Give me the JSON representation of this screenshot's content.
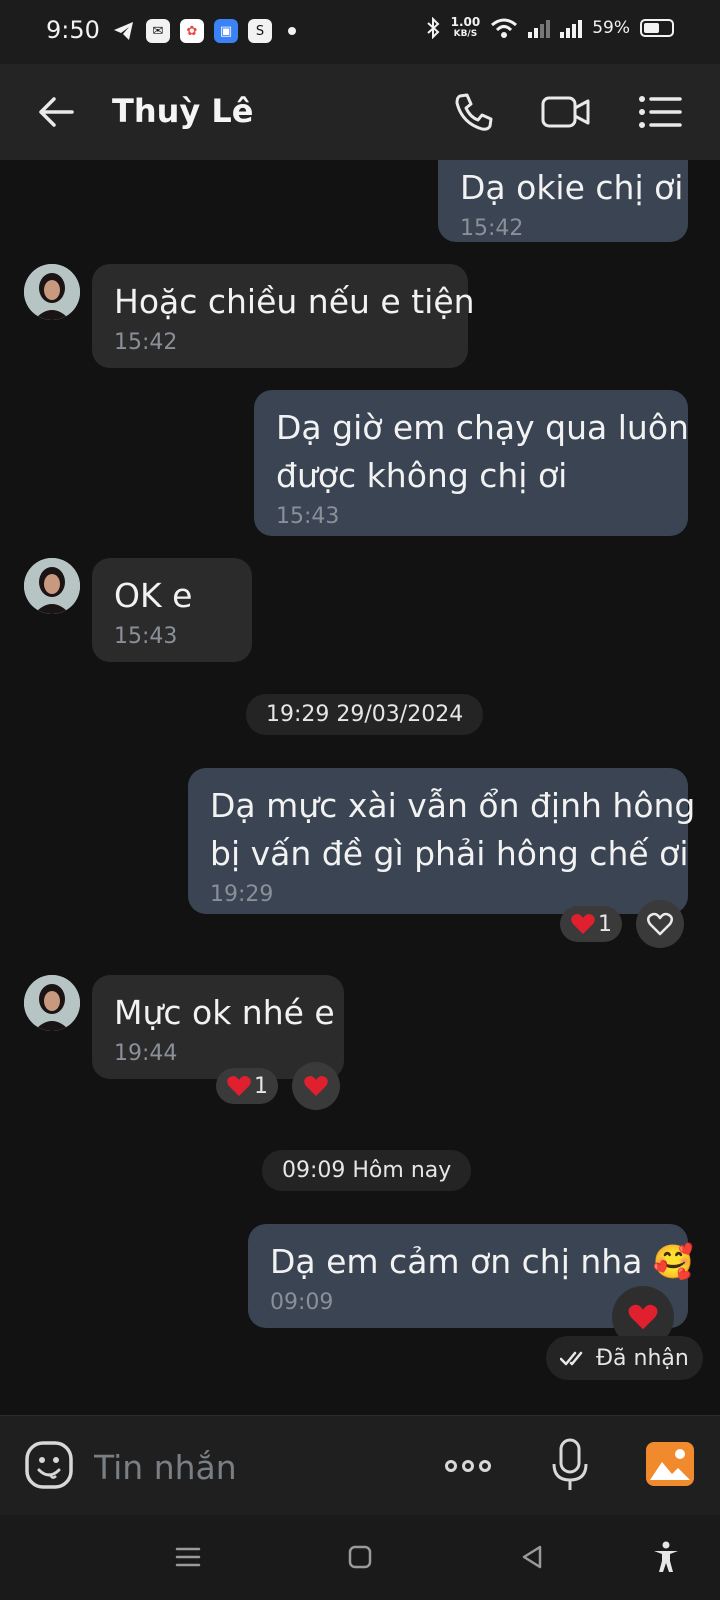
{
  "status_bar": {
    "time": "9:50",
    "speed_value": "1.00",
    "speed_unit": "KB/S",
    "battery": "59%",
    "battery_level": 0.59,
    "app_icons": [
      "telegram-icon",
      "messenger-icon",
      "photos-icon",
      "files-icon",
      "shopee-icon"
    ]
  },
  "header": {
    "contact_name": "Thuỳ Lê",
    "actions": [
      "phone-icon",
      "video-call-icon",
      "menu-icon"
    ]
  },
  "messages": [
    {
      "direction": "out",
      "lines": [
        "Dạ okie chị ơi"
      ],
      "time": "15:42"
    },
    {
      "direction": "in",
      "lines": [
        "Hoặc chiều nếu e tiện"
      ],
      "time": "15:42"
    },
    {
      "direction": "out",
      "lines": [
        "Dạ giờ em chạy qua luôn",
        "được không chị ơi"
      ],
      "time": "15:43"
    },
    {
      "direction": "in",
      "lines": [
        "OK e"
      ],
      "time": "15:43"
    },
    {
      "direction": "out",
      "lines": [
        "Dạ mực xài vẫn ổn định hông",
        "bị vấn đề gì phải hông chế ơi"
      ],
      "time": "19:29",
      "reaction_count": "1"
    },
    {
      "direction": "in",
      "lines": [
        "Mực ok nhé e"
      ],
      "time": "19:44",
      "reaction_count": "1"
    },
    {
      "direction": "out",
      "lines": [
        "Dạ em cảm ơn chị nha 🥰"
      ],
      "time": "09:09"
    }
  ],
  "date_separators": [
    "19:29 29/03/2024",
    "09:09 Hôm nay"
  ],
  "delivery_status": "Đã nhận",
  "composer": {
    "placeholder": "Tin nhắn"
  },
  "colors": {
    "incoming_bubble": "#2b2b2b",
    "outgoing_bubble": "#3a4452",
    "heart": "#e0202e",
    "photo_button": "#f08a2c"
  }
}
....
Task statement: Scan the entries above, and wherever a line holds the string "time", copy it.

Task answer:
    "time": "9:50",
      "time": "15:42"
      "time": "15:42"
      "time": "15:43"
      "time": "15:43"
      "time": "19:29",
      "time": "19:44",
      "time": "09:09"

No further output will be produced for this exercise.